** Aim of the task **
Reproduce the records word for word, apart from the images they contain.

** Stored data **
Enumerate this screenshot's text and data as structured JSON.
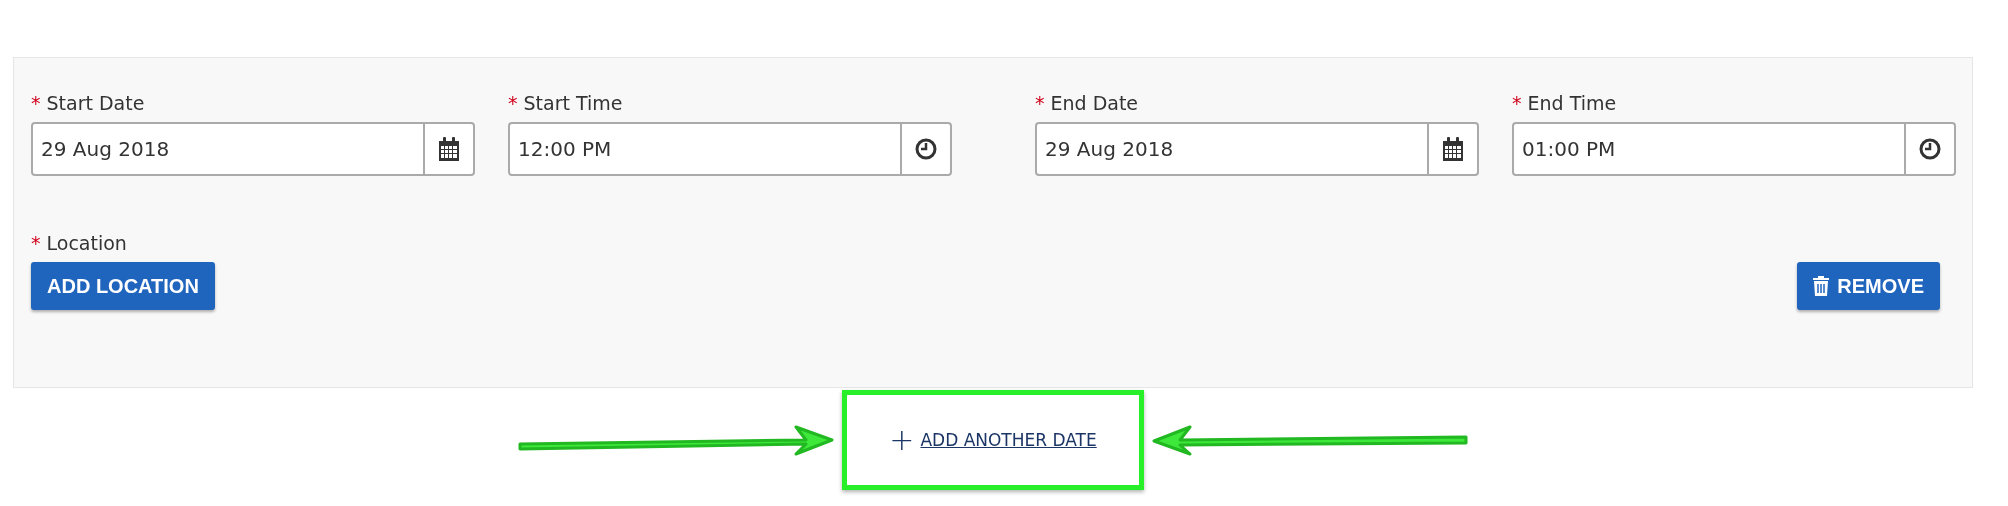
{
  "date_panel": {
    "fields": [
      {
        "marker": "*",
        "label": "Start Date",
        "value": "29 Aug 2018",
        "kind": "date"
      },
      {
        "marker": "*",
        "label": "Start Time",
        "value": "12:00 PM",
        "kind": "time"
      },
      {
        "marker": "*",
        "label": "End Date",
        "value": "29 Aug 2018",
        "kind": "date"
      },
      {
        "marker": "*",
        "label": "End Time",
        "value": "01:00 PM",
        "kind": "time"
      }
    ],
    "location": {
      "marker": "*",
      "label": "Location",
      "button": "ADD LOCATION"
    },
    "remove_button": "REMOVE"
  },
  "add_another_date": {
    "icon": "+",
    "label": "ADD ANOTHER DATE"
  }
}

** Answer to the exercise **
Enumerate this screenshot's text and data as structured JSON.
{
  "date_panel": {
    "fields": [
      {
        "marker": "*",
        "label": "Start Date",
        "value": "29 Aug 2018",
        "kind": "date"
      },
      {
        "marker": "*",
        "label": "Start Time",
        "value": "12:00 PM",
        "kind": "time"
      },
      {
        "marker": "*",
        "label": "End Date",
        "value": "29 Aug 2018",
        "kind": "date"
      },
      {
        "marker": "*",
        "label": "End Time",
        "value": "01:00 PM",
        "kind": "time"
      }
    ],
    "location": {
      "marker": "*",
      "label": "Location",
      "button": "ADD LOCATION"
    },
    "remove_button": "REMOVE"
  },
  "add_another_date": {
    "icon": "+",
    "label": "ADD ANOTHER DATE"
  }
}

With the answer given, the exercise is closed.